A morning raft trip on the Bow River afforded magnificent views of the mountains in every direction, and in the afternoon a gondola lifted us to the top of Sulphur Mountain where an endless vista of mountain, ranges stretched in all directions.
The trip from Banff to Lake Louise in Yoho National Park included stops at Moraine Lake and Emerald Lake. Then there was Natural Bridge, the first of several incredible waterfalls whose intense power has carved away rocks over the centuries creating deep chasms where torrents of water crash and church their way to the sea. Situated on the Continental Divide, their waters empty into the Atlantic, Pacific and Arctic oceans.
Lake Louise, like most of the lakes, is a beautiful turquoise color caused by thousands of years of minerals deposited by the snow melt. The lake is crowned by the Victoria Mountain glacier, inviting us to paddle a canoe and see it in all its glory.
The trip from Lake Louise to Jasper was traveled entirely on the Ice Field Parkway, where we saw no sign of civilization, only the magnificent mountains soaring into the clouds on both sides of the road.
We were treated to a walk on the Athabaska Glacier, which is fed by the Columbia Ice field.
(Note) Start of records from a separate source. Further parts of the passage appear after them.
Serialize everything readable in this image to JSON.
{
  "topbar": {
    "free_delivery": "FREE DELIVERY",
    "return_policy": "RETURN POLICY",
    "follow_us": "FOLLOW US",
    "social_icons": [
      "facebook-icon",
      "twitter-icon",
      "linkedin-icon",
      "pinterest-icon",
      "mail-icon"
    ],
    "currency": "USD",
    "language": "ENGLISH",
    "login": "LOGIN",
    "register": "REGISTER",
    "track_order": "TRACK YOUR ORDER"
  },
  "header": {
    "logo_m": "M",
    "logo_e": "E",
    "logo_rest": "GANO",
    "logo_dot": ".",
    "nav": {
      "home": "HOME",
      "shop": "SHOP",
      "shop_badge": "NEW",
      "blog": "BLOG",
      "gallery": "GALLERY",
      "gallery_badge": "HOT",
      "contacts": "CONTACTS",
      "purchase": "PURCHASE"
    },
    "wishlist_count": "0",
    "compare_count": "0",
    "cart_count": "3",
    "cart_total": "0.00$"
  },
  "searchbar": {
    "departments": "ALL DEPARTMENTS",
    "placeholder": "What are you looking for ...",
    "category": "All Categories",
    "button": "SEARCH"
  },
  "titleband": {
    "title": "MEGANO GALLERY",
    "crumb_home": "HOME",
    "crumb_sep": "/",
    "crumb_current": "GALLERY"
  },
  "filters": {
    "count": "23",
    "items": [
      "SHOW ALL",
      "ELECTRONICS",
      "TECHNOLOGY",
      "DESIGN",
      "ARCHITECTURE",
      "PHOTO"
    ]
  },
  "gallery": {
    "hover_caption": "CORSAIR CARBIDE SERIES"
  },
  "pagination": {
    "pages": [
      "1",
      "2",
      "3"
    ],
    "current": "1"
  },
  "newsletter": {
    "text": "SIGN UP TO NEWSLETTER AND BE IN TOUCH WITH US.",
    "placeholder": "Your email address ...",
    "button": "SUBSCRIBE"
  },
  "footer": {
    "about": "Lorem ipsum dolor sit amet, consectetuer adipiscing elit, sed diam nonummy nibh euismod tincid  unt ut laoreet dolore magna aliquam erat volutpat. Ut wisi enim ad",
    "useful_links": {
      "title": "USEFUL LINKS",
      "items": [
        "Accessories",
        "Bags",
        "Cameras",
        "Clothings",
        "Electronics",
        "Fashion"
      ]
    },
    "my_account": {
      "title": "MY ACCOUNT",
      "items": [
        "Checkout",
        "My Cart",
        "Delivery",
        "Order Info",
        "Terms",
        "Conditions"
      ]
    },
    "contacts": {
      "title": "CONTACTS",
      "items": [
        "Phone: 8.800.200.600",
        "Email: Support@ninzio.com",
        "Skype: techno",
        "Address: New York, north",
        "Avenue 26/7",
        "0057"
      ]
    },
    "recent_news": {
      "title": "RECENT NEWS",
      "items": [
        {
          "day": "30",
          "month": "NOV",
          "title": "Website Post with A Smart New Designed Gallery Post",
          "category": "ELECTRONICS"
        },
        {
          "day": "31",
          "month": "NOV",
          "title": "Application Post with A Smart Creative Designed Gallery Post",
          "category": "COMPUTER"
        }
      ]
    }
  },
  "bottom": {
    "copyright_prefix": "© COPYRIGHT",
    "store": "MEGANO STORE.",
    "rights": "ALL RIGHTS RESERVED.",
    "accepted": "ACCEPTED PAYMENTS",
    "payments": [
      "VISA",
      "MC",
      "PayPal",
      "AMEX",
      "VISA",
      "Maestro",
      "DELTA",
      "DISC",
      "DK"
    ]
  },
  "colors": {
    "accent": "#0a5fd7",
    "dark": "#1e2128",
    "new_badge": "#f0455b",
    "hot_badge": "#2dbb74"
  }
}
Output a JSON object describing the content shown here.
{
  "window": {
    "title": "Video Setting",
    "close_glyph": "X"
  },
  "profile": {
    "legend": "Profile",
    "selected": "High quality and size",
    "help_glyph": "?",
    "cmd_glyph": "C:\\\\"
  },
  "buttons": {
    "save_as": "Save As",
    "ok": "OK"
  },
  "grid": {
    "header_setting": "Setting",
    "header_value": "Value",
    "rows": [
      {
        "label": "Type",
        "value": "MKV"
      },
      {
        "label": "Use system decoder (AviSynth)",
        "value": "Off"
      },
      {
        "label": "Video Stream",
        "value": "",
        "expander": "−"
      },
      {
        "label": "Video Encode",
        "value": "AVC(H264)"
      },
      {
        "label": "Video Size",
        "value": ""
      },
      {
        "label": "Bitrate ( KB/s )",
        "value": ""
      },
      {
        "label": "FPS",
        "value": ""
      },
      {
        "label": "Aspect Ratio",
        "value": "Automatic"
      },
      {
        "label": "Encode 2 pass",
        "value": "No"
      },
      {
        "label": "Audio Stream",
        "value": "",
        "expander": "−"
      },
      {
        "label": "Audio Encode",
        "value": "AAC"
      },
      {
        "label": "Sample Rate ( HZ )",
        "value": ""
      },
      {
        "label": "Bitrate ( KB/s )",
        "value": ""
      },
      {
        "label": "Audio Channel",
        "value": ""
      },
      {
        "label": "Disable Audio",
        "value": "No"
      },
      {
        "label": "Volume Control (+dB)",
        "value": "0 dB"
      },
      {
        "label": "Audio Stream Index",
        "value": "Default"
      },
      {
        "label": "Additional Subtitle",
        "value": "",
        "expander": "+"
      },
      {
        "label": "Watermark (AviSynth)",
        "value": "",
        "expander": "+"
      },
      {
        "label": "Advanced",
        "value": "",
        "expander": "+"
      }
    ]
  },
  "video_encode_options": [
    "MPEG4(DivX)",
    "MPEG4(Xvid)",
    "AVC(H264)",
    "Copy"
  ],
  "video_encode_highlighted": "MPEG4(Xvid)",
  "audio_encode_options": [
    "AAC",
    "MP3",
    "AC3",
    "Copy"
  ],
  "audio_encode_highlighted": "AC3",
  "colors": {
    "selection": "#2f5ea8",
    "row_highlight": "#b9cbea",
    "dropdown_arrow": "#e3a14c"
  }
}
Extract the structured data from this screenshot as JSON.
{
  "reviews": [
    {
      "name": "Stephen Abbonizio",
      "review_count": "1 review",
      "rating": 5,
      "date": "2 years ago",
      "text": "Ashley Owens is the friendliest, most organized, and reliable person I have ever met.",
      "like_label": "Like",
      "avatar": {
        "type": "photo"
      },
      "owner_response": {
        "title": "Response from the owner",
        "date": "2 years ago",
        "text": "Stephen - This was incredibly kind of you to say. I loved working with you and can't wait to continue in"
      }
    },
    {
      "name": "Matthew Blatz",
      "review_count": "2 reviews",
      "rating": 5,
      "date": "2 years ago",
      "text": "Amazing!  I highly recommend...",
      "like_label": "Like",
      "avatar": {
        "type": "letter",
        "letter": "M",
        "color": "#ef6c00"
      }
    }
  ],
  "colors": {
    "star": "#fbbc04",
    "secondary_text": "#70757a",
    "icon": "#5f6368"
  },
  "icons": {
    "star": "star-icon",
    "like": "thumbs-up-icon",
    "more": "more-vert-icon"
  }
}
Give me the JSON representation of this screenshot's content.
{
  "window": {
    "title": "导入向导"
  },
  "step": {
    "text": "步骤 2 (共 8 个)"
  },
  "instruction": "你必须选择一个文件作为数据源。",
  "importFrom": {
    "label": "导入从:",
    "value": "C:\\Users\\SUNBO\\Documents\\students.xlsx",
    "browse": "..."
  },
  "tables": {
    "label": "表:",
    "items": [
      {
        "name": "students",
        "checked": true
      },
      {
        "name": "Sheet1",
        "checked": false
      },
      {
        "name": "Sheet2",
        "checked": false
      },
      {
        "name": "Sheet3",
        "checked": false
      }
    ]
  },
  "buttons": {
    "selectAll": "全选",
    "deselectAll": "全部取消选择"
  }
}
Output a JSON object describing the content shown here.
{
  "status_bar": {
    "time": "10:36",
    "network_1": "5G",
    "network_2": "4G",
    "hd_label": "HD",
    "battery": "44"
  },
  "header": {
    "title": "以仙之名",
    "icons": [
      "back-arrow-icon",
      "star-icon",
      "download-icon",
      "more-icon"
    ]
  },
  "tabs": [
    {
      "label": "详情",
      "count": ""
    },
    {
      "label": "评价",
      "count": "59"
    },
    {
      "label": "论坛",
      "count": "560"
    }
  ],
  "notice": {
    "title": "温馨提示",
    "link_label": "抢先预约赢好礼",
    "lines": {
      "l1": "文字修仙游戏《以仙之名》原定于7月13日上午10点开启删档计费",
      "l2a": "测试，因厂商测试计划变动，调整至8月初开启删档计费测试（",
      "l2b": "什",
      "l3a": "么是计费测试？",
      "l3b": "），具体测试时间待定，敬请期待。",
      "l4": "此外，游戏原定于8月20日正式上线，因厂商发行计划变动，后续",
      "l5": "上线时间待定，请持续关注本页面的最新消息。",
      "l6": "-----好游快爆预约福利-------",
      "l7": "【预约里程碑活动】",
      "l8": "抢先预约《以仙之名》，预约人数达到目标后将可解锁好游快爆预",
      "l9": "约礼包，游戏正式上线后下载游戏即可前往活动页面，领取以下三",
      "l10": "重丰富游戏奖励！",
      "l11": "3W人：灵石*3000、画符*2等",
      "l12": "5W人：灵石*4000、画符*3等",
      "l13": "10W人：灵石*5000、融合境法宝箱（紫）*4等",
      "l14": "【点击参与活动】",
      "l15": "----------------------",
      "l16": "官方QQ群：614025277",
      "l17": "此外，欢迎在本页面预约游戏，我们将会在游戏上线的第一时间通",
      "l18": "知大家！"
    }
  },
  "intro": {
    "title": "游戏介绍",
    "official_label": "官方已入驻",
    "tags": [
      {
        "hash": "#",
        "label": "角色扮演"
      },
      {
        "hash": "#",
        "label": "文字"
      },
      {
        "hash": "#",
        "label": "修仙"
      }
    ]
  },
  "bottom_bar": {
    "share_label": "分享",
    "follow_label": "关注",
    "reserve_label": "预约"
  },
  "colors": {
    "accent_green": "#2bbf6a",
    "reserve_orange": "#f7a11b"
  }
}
An ice explorer, a bus equipped with tremendous tires, transported us up the mountain. There we were buffeted by a chilling wind as we picked our way carefully on the ice – a bit surreal on a hot summer day.
Our next destination was the Fairmont Jasper Park Lodge. It was 100 degrees! Never in recorded history had that occurred. The Canadians were freaking out! A storm that night cooled us off a bit.
A day at leisure allowed me time to paint a quick plein air watercolor of Mt. Edith Cavell in the morning, and for Bob and me to paddle that afternoon for yet another view of those magnificent mountains. (What a shame to show it in black and white, but included here is a photo of Martha’s quick watercolor).
In Jasper we boarded The Canadian of Via Rail, Canada, which crosses Canada from the Atlantic to the Pacific. From the dome car we could see Mt. Robson at 12,970 feet, the highest peak in the Rockies. The scenery was total wilderness, only mountains and forest as we followed the Fraser River in the Province of British Columbia.
Our little compartment on the train housed two chairs, a large window, a sink and a concealed toilet. This was all magically transformed into upper and lower bunks while we sipped champagne in the club car and dined in the dining car, evoking fond memories of my youth when sleeping on the train was common practice.
Shortly after breakfast we arrived at Vancouver and back to civilization, where we visited Stanley Park and a fabulous street market. The next morning a ferry took us to Victoria and the famous Butchart Gardens where, ironically, of all days, it rained. Umbrellas were provided and, even in the rain, it was fantastically gorgeous.
Yes, this was a ‘tour’: and yes, we were tourists, which means that for eight days we were herded like sheep, but when you consider the magnitude and the variety of the scenery we enjoyed plus the first-class accommodations and the new friends we made, the logistics of doing it on our own would have been overwhelming. It was a no-brainer, no hassle, no stress. Being so pampered was what made it a total vacation.
I hope you enjoyed Martha’s travel narrative as much as I did. If you would like to see her painting in color, visit www.SellersTravel.com Judging by the bookings already received, 2008 promises to also be a banner year for travel to the Canadian Rockies. As with most destinations there are many ways to do the trip. Consult your travel planner to help you decide what will be best for you.
May all of your travels be happy and safe!
George Sellers and his wife Priscilla are Certified Travel Counselors and Accredited Cruise Counselors who own Travel Selections by Priscilla and George, Inc. and the popular travel Web site www.sellerstravel.com